are the nonpivoting spouts and hard-to-turn handles.
Today's faucets feel good in the hand and provide extreme
flexibility to help deliver water where and when you need
it while adding high style to your home. Slim joystick-style
levers have replaced clunky handles; highly articulated
spouts fold, lift and stay where you put them; and
wall-mounted faucets can give your room a sleek look and
make cleanup a snap.
Faucet Buying Tips
- Shop where the pros shop to get high-end
faucets for less. Check out plumbing supply
stores, irawoods.com and faucetdepot.com.
- For reviews and ratings of faucets
and faucet manufacturers, visit
- The finish affects the cost. Chrome is the least
expensive. Color finishes, nickel, oil-rubbed bronze,
and stainless add $50 to $250 to the price.
- The highest quality faucets are made of solid
brass. These are especially recommended for hard water
areas where corrosion is a problem.
- Better valve systems are worth every
penny. Leak-free, washerless ceramic
disks and cartridges can last your lifetime.
- Two-handle faucets are cheaper and
give you precise temperature control.
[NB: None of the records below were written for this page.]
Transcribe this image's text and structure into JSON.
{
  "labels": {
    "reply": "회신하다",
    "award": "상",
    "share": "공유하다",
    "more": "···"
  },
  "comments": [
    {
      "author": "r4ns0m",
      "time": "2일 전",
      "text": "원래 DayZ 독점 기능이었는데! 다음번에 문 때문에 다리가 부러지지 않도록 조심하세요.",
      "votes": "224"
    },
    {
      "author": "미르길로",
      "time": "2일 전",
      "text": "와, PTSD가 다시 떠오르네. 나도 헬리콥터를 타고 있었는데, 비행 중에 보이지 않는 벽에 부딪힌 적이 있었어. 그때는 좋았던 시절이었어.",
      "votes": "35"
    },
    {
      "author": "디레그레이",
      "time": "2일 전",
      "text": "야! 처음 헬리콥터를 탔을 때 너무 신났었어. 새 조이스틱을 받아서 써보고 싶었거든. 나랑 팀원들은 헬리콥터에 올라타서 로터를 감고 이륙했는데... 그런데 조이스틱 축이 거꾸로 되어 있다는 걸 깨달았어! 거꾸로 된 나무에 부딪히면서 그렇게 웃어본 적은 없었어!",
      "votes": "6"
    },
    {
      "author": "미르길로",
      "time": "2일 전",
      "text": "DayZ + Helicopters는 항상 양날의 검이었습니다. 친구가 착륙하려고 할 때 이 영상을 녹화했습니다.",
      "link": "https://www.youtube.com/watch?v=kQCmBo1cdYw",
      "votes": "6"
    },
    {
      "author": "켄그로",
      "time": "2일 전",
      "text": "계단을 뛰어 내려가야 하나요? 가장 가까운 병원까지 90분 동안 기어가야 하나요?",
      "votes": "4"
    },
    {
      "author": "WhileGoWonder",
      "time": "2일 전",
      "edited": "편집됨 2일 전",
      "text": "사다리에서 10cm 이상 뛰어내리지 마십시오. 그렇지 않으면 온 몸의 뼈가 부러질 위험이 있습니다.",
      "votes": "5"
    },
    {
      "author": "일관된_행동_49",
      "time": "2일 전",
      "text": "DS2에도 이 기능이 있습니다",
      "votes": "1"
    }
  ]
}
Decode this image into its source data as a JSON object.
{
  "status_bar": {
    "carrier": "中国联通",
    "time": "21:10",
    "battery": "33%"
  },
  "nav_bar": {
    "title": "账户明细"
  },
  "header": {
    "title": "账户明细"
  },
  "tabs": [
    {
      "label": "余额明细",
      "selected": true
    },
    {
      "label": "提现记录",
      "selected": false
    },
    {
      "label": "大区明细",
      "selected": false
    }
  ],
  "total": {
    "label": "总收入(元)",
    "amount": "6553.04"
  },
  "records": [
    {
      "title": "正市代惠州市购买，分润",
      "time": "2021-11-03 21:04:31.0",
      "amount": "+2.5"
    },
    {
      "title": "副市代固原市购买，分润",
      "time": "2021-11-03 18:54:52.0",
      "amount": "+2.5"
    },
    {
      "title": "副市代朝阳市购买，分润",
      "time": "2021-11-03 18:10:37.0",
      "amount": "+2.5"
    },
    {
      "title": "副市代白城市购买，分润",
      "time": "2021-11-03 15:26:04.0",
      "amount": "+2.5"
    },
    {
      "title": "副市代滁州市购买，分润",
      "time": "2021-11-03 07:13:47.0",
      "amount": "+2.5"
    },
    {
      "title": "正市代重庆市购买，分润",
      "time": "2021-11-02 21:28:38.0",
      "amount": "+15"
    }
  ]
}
But
single-handle faucets are easier to use.
- Be sure the faucet you're considering uses
the same number of mounting holes as your
sink, or get a base plate to cover extra holes.
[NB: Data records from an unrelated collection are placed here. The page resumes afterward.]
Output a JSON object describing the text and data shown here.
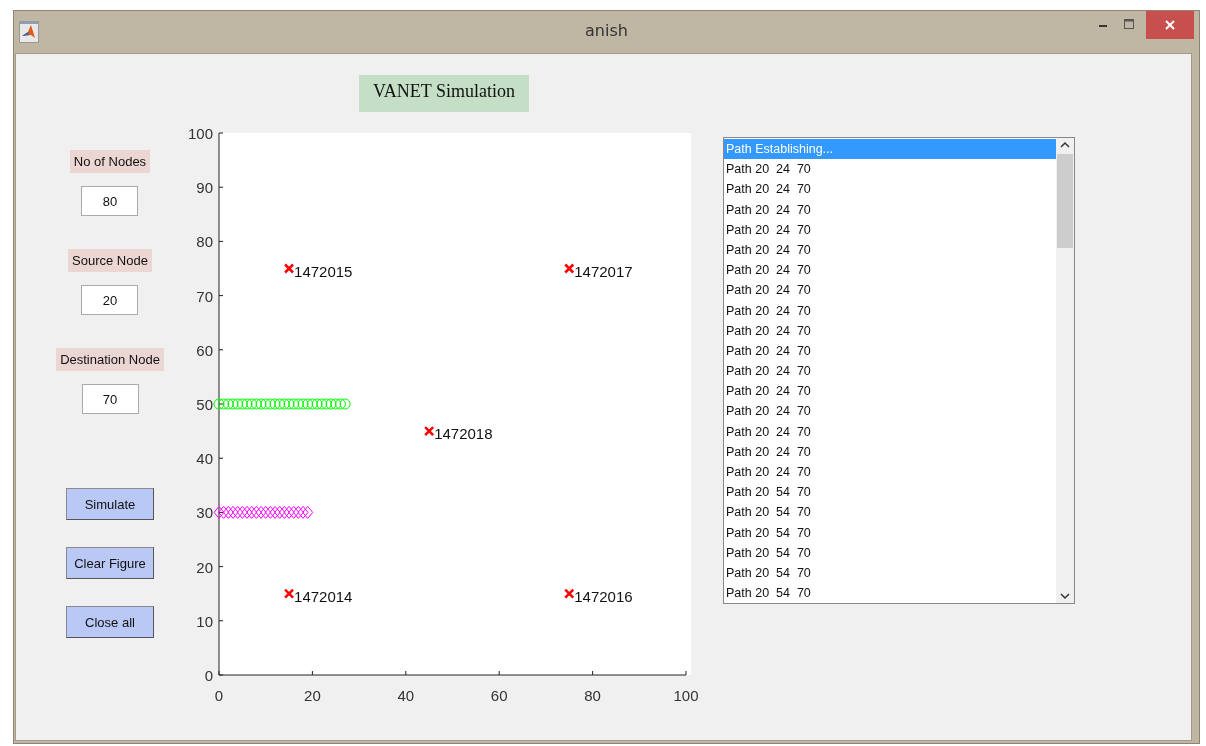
{
  "window": {
    "title": "anish"
  },
  "heading": "VANET Simulation",
  "fields": [
    {
      "label": "No of Nodes",
      "value": "80"
    },
    {
      "label": "Source Node",
      "value": "20"
    },
    {
      "label": "Destination Node",
      "value": "70"
    }
  ],
  "buttons": [
    "Simulate",
    "Clear Figure",
    "Close all"
  ],
  "chart_data": {
    "type": "scatter",
    "xlim": [
      0,
      100
    ],
    "ylim": [
      0,
      100
    ],
    "xticks": [
      0,
      20,
      40,
      60,
      80,
      100
    ],
    "yticks": [
      0,
      10,
      20,
      30,
      40,
      50,
      60,
      70,
      80,
      90,
      100
    ],
    "series": [
      {
        "color": "#ff0000",
        "marker": "x",
        "x": [
          15,
          75,
          45,
          15,
          75
        ],
        "values": [
          75,
          75,
          45,
          15,
          15
        ]
      },
      {
        "color": "#00ff00",
        "marker": "circle",
        "x": [
          0,
          1,
          2,
          3,
          4,
          5,
          6,
          7,
          8,
          9,
          10,
          11,
          12,
          13,
          14,
          15,
          16,
          17,
          18,
          19,
          20,
          21,
          22,
          23,
          24,
          25,
          26,
          27
        ],
        "values": [
          50,
          50,
          50,
          50,
          50,
          50,
          50,
          50,
          50,
          50,
          50,
          50,
          50,
          50,
          50,
          50,
          50,
          50,
          50,
          50,
          50,
          50,
          50,
          50,
          50,
          50,
          50,
          50
        ]
      },
      {
        "color": "#ff00ff",
        "marker": "diamond",
        "x": [
          0,
          1,
          2,
          3,
          4,
          5,
          6,
          7,
          8,
          9,
          10,
          11,
          12,
          13,
          14,
          15,
          16,
          17,
          18,
          19
        ],
        "values": [
          30,
          30,
          30,
          30,
          30,
          30,
          30,
          30,
          30,
          30,
          30,
          30,
          30,
          30,
          30,
          30,
          30,
          30,
          30,
          30
        ]
      }
    ],
    "annotations": [
      {
        "x": 15,
        "y": 75,
        "text": "1472015"
      },
      {
        "x": 75,
        "y": 75,
        "text": "1472017"
      },
      {
        "x": 45,
        "y": 45,
        "text": "1472018"
      },
      {
        "x": 15,
        "y": 15,
        "text": "1472014"
      },
      {
        "x": 75,
        "y": 15,
        "text": "1472016"
      }
    ]
  },
  "list": [
    {
      "text": "Path Establishing...",
      "selected": true
    },
    {
      "text": "Path 20  24  70",
      "selected": false
    },
    {
      "text": "Path 20  24  70",
      "selected": false
    },
    {
      "text": "Path 20  24  70",
      "selected": false
    },
    {
      "text": "Path 20  24  70",
      "selected": false
    },
    {
      "text": "Path 20  24  70",
      "selected": false
    },
    {
      "text": "Path 20  24  70",
      "selected": false
    },
    {
      "text": "Path 20  24  70",
      "selected": false
    },
    {
      "text": "Path 20  24  70",
      "selected": false
    },
    {
      "text": "Path 20  24  70",
      "selected": false
    },
    {
      "text": "Path 20  24  70",
      "selected": false
    },
    {
      "text": "Path 20  24  70",
      "selected": false
    },
    {
      "text": "Path 20  24  70",
      "selected": false
    },
    {
      "text": "Path 20  24  70",
      "selected": false
    },
    {
      "text": "Path 20  24  70",
      "selected": false
    },
    {
      "text": "Path 20  24  70",
      "selected": false
    },
    {
      "text": "Path 20  24  70",
      "selected": false
    },
    {
      "text": "Path 20  54  70",
      "selected": false
    },
    {
      "text": "Path 20  54  70",
      "selected": false
    },
    {
      "text": "Path 20  54  70",
      "selected": false
    },
    {
      "text": "Path 20  54  70",
      "selected": false
    },
    {
      "text": "Path 20  54  70",
      "selected": false
    },
    {
      "text": "Path 20  54  70",
      "selected": false
    }
  ]
}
- Two-handle faucets are easier to clean if the handles
are 8 in. apart instead of 4 in. Single-handle
faucets are the easiest to clean.
- Some faucets are available with extra-long water
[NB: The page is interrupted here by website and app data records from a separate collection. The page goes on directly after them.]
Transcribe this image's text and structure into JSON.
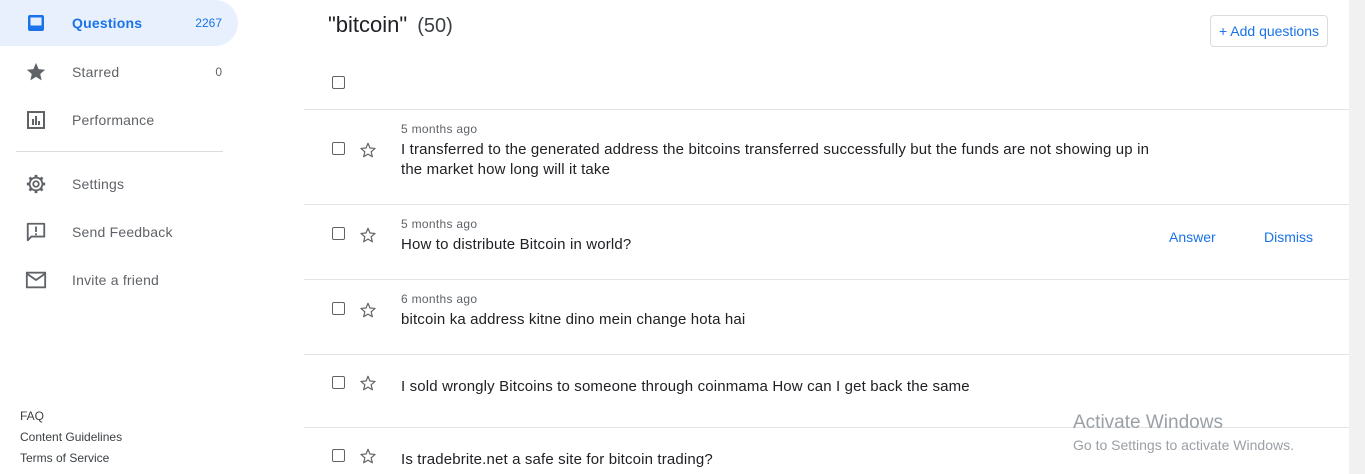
{
  "sidebar": {
    "items": [
      {
        "label": "Questions",
        "count": "2267",
        "icon": "inbox-icon"
      },
      {
        "label": "Starred",
        "count": "0",
        "icon": "star-icon"
      },
      {
        "label": "Performance",
        "icon": "bar-chart-icon"
      },
      {
        "label": "Settings",
        "icon": "gear-icon"
      },
      {
        "label": "Send Feedback",
        "icon": "feedback-icon"
      },
      {
        "label": "Invite a friend",
        "icon": "mail-icon"
      }
    ],
    "footer": [
      "FAQ",
      "Content Guidelines",
      "Terms of Service"
    ]
  },
  "main": {
    "title": "\"bitcoin\"",
    "count": "(50)",
    "add_button": "+ Add questions",
    "questions": [
      {
        "time": "5 months ago",
        "text": "I transferred to the generated address the bitcoins transferred successfully but the funds are not showing up in the market how long will it take"
      },
      {
        "time": "5 months ago",
        "text": "How to distribute Bitcoin in world?",
        "answer": "Answer",
        "dismiss": "Dismiss"
      },
      {
        "time": "6 months ago",
        "text": "bitcoin ka address kitne dino mein change hota hai"
      },
      {
        "time": "",
        "text": "I sold wrongly Bitcoins to someone through coinmama How can I get back the same"
      },
      {
        "time": "",
        "text": "Is tradebrite.net a safe site for bitcoin trading?"
      }
    ]
  },
  "watermark": {
    "title": "Activate Windows",
    "subtitle": "Go to Settings to activate Windows."
  },
  "colors": {
    "accent": "#1a73e8",
    "active_bg": "#e8f0fe"
  }
}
supply hoses that are easier to connect lower in the
- Some manufacturers sell faucet bodies
and handles separately, so you can mix
and match styles and finishes
- Most lavatory faucets include the drain assembly,
but most kitchen faucets don't. You have to buy the
drain and basket strainer separately.
- Gooseneck (high-arc) faucets have
higher clearances for pots but can
cause splashing in a shallow sink.